Live Segment Notifications

Alerting BBC audiences to live content about topics they're interested in


Can we combine one of the BBC’s greatest assets, world leading live output from linear broadcasting, with a modern digital approach focusing on personalised experiences and mobile devices?

Audience viewing habits for the BBC and others, are moving away from televisions and increasingly towards phones and laptops. This has led to an increase in the popularity of quick, customised, easily consumable content.

We wanted to investigate if we could alert our audiences to such output, live as it is broadcast as well as highlights and moments from previous output. This would mean we could bring relevant content directly to our audience rather than relying on them having to discover it for themselves. The hope is that we could make the most of the BBC's ability to deliver high quality live broadcasting but in a more contemporary way.

What are Live Segment Notifications?

In BBC News, TV & radio, programmes are planned and organised using running orders. These running orders are broken down into stories that correlate to sections of a given programme. This defined structure is particularly clear in programmes such as Newsnight or The Andrew Marr Show. For example, an interview with the health secretary about the NHS.

Live Segment Notifications would involve a member of the production team marking a story as high interest and therefore suitable for a notification when creating a running order. These stories would be picked up by the prototype and a notification to the audience could be scheduled and delivered. A further development would allow individuals to subscribe to topics they have an interest in and would want to be notified about.

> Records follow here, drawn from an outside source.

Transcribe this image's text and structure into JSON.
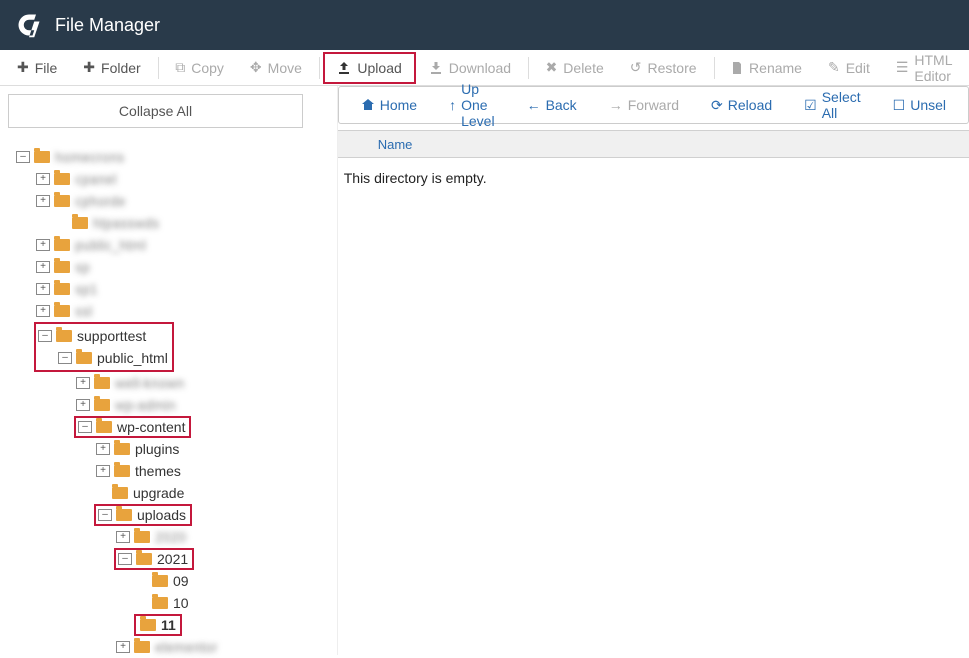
{
  "header": {
    "title": "File Manager"
  },
  "toolbar": {
    "file": "File",
    "folder": "Folder",
    "copy": "Copy",
    "move": "Move",
    "upload": "Upload",
    "download": "Download",
    "delete": "Delete",
    "restore": "Restore",
    "rename": "Rename",
    "edit": "Edit",
    "html_editor": "HTML Editor"
  },
  "sidebar": {
    "collapse_all": "Collapse All"
  },
  "tree": {
    "root": "homecrons",
    "lvl1": [
      "cpanel",
      "cphorde"
    ],
    "cphorde_child": "htpasswds",
    "lvl1b": [
      "public_html",
      "sp",
      "sp1",
      "ssl"
    ],
    "supporttest": "supporttest",
    "public_html": "public_html",
    "ph_children_blur": [
      "well-known",
      "wp-admin"
    ],
    "wp_content": "wp-content",
    "plugins": "plugins",
    "themes": "themes",
    "upgrade": "upgrade",
    "uploads": "uploads",
    "uploads_blur": "2020",
    "y2021": "2021",
    "m09": "09",
    "m10": "10",
    "m11": "11",
    "after_blur": "elementor"
  },
  "nav": {
    "home": "Home",
    "up": "Up One Level",
    "back": "Back",
    "forward": "Forward",
    "reload": "Reload",
    "select_all": "Select All",
    "unselect": "Unsel"
  },
  "grid": {
    "col_name": "Name",
    "empty": "This directory is empty."
  }
}
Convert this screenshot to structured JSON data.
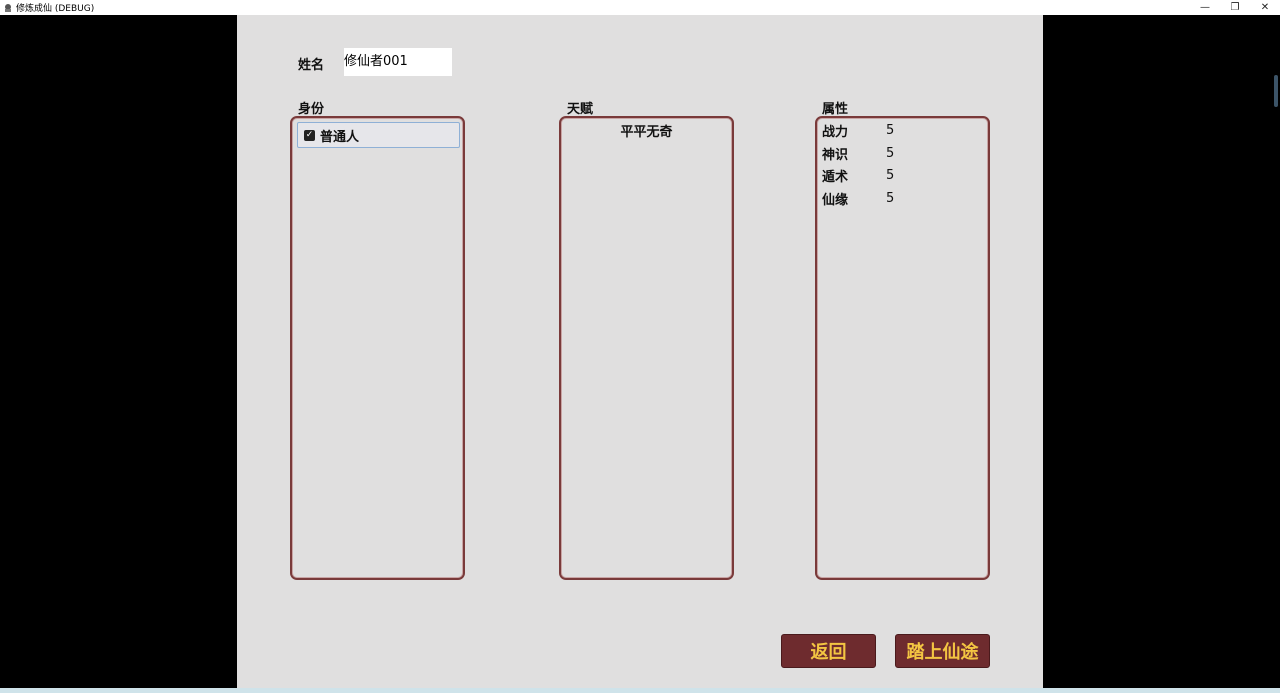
{
  "window": {
    "title": "修炼成仙 (DEBUG)",
    "icon": "app-icon",
    "controls": [
      "minimize-icon",
      "restore-icon",
      "close-icon"
    ]
  },
  "form": {
    "name_label": "姓名",
    "name_value": "修仙者001",
    "identity_label": "身份",
    "talent_label": "天赋",
    "attributes_label": "属性"
  },
  "identity": {
    "items": [
      {
        "label": "普通人",
        "checked": true
      }
    ]
  },
  "talent": {
    "text": "平平无奇"
  },
  "attributes": [
    {
      "name": "战力",
      "value": "5"
    },
    {
      "name": "神识",
      "value": "5"
    },
    {
      "name": "遁术",
      "value": "5"
    },
    {
      "name": "仙缘",
      "value": "5"
    }
  ],
  "buttons": {
    "back": "返回",
    "start": "踏上仙途"
  },
  "colors": {
    "panel_border": "#7a3a3a",
    "button_bg": "#6e2b2e",
    "button_text": "#f3c542",
    "stage_bg": "#e0dfdf"
  }
}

How would notifications be delivered?

There are a range of delivery methods available to send notifications to an audience. For the initial prototype they were sent to a BBC Twitter account.

Screenshot of a tweet from the live segment notification Twitter account. Shows a programme description and a Twitter card that links to the programme segment.

Serving notifications via Twitter would allow users to click through and watch the specific story mentioned in the tweet.

The notifications could contain information about the piece of content and a link to view the story. The point in time the user clicks the link would determine what they are shown. If clicked before the story is broadcast, the user would be taken to a live stream of the programme and could watch the story from there. However, if they click the notification after the story has aired, they will be shown a catch-up player starting from the story in question.

Where are we up to?

Currently we have an early prototype to test this concept. Running orders are compiled and stored, notifications can be managed and sent to Twitter automatically or through an internal dashboard, and users can be taken to a webpage where they will be shown the story content in a media player.

However, there is still plenty that we would like to do:

  • Improving timing data: Running orders are complex and can be updated at any stage, which can affect the timing of stories within a programme. The calculation of story in and out cues is something that is still in progress.
  • Personalisation: Topic extraction and tagging of stories would allow audiences to tailor the notifications they were receiving to their interests. It would also allow editorial to get their content in front of interested people more easily.
  • Notification delivery methods: Alternative delivery methods such as SNS push notifications or Twitter direct messages would allow us to bring information directly to users. This is something we know is possible and want to develop further.
  • Notification content: Currently the content of notifications is generated from data in the running order. As there have been no editorial workflow changes at this point in the project, the programme titles and descriptions can be unsuitable or unreadable in some cases. This is something we'd therefore like to improve, either by developing an improved workflow with editorial or finding an alternative way to get those details.


  • We have successfully shown how we can deliver a notification to a user and take them to the relevant content.
  • We still have plenty of ideas around how we could improve the experience and make it more personalised to users.


Love data and code?

We'd like to hear from you.